Problem description :: Wherever a line of the records contains "scrollbar", copy that line.

Website and app data records
======
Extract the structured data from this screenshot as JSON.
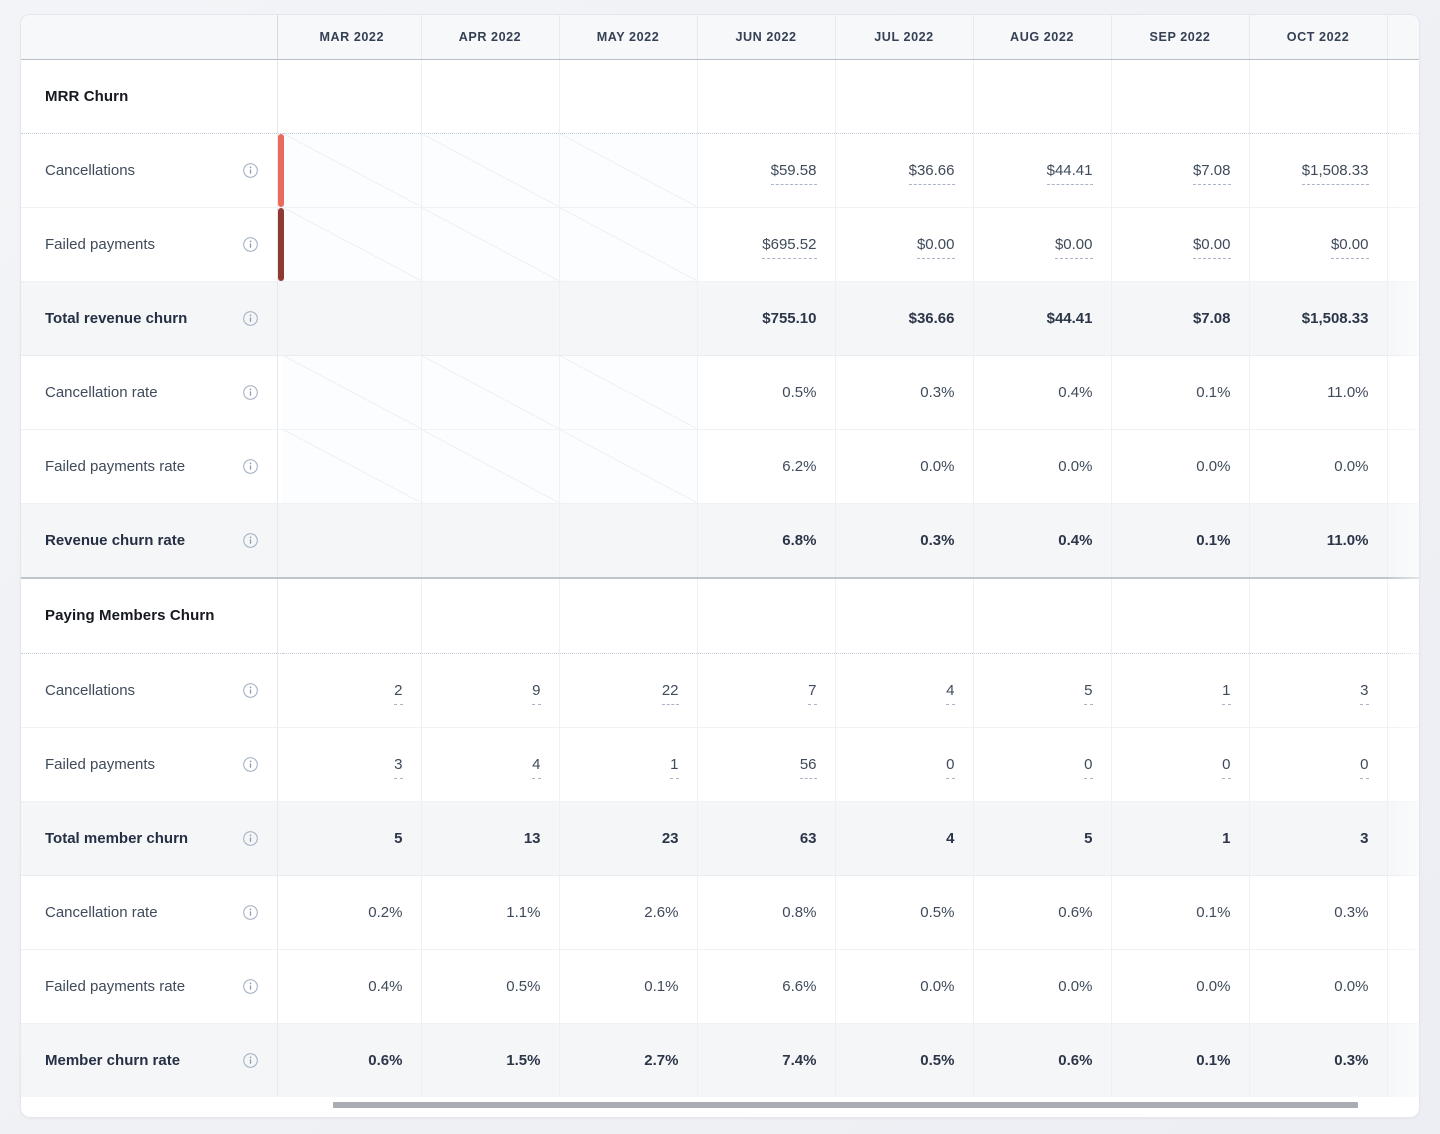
{
  "table": {
    "row_label_header": "",
    "columns": [
      "MAR 2022",
      "APR 2022",
      "MAY 2022",
      "JUN 2022",
      "JUL 2022",
      "AUG 2022",
      "SEP 2022",
      "OCT 2022"
    ],
    "no_data_marker": "",
    "sections": [
      {
        "title": "MRR Churn",
        "rows": [
          {
            "label": "Cancellations",
            "icon": "info-icon",
            "bar_color": "#ea6a5d",
            "emphasis": "normal",
            "underline": true,
            "values": [
              "",
              "",
              "",
              "$59.58",
              "$36.66",
              "$44.41",
              "$7.08",
              "$1,508.33"
            ]
          },
          {
            "label": "Failed payments",
            "icon": "info-icon",
            "bar_color": "#8e3a33",
            "emphasis": "normal",
            "underline": true,
            "values": [
              "",
              "",
              "",
              "$695.52",
              "$0.00",
              "$0.00",
              "$0.00",
              "$0.00"
            ]
          },
          {
            "label": "Total revenue churn",
            "icon": "info-icon",
            "bar_color": "",
            "emphasis": "total",
            "underline": false,
            "values": [
              "",
              "",
              "",
              "$755.10",
              "$36.66",
              "$44.41",
              "$7.08",
              "$1,508.33"
            ]
          },
          {
            "label": "Cancellation rate",
            "icon": "info-icon",
            "bar_color": "",
            "emphasis": "normal",
            "underline": false,
            "values": [
              "",
              "",
              "",
              "0.5%",
              "0.3%",
              "0.4%",
              "0.1%",
              "11.0%"
            ]
          },
          {
            "label": "Failed payments rate",
            "icon": "info-icon",
            "bar_color": "",
            "emphasis": "normal",
            "underline": false,
            "values": [
              "",
              "",
              "",
              "6.2%",
              "0.0%",
              "0.0%",
              "0.0%",
              "0.0%"
            ]
          },
          {
            "label": "Revenue churn rate",
            "icon": "info-icon",
            "bar_color": "",
            "emphasis": "total",
            "underline": false,
            "values": [
              "",
              "",
              "",
              "6.8%",
              "0.3%",
              "0.4%",
              "0.1%",
              "11.0%"
            ]
          }
        ]
      },
      {
        "title": "Paying Members Churn",
        "rows": [
          {
            "label": "Cancellations",
            "icon": "info-icon",
            "bar_color": "",
            "emphasis": "normal",
            "underline": true,
            "values": [
              "2",
              "9",
              "22",
              "7",
              "4",
              "5",
              "1",
              "3"
            ]
          },
          {
            "label": "Failed payments",
            "icon": "info-icon",
            "bar_color": "",
            "emphasis": "normal",
            "underline": true,
            "values": [
              "3",
              "4",
              "1",
              "56",
              "0",
              "0",
              "0",
              "0"
            ]
          },
          {
            "label": "Total member churn",
            "icon": "info-icon",
            "bar_color": "",
            "emphasis": "total",
            "underline": false,
            "values": [
              "5",
              "13",
              "23",
              "63",
              "4",
              "5",
              "1",
              "3"
            ]
          },
          {
            "label": "Cancellation rate",
            "icon": "info-icon",
            "bar_color": "",
            "emphasis": "normal",
            "underline": false,
            "values": [
              "0.2%",
              "1.1%",
              "2.6%",
              "0.8%",
              "0.5%",
              "0.6%",
              "0.1%",
              "0.3%"
            ]
          },
          {
            "label": "Failed payments rate",
            "icon": "info-icon",
            "bar_color": "",
            "emphasis": "normal",
            "underline": false,
            "values": [
              "0.4%",
              "0.5%",
              "0.1%",
              "6.6%",
              "0.0%",
              "0.0%",
              "0.0%",
              "0.0%"
            ]
          },
          {
            "label": "Member churn rate",
            "icon": "info-icon",
            "bar_color": "",
            "emphasis": "total",
            "underline": false,
            "values": [
              "0.6%",
              "1.5%",
              "2.7%",
              "7.4%",
              "0.5%",
              "0.6%",
              "0.1%",
              "0.3%"
            ]
          }
        ]
      }
    ]
  },
  "scrollbar": {
    "orientation": "horizontal",
    "name": "horizontal-scrollbar"
  },
  "colors": {
    "cancellations_series": "#ea6a5d",
    "failed_payments_series": "#8e3a33",
    "total_row_background": "#f5f6f8",
    "header_background": "#f7f8fa",
    "text_primary": "#3f4a5a"
  }
}
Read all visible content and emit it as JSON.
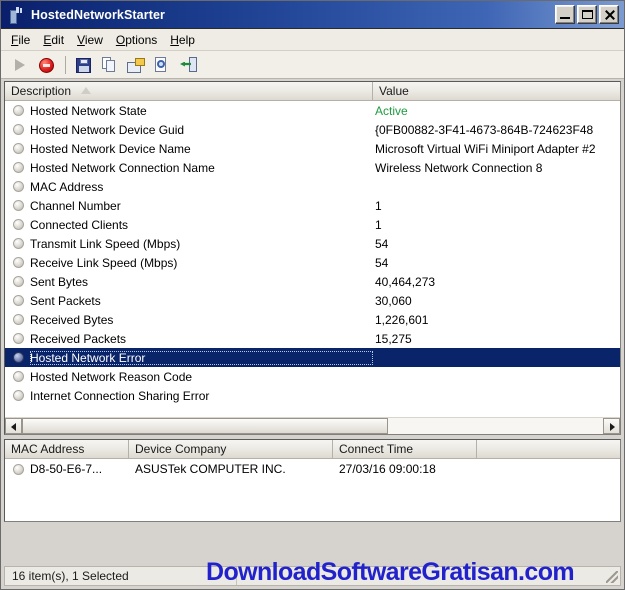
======
Response to the task ::
  "scrollbar": {
    "name": "horizontal-scrollbar"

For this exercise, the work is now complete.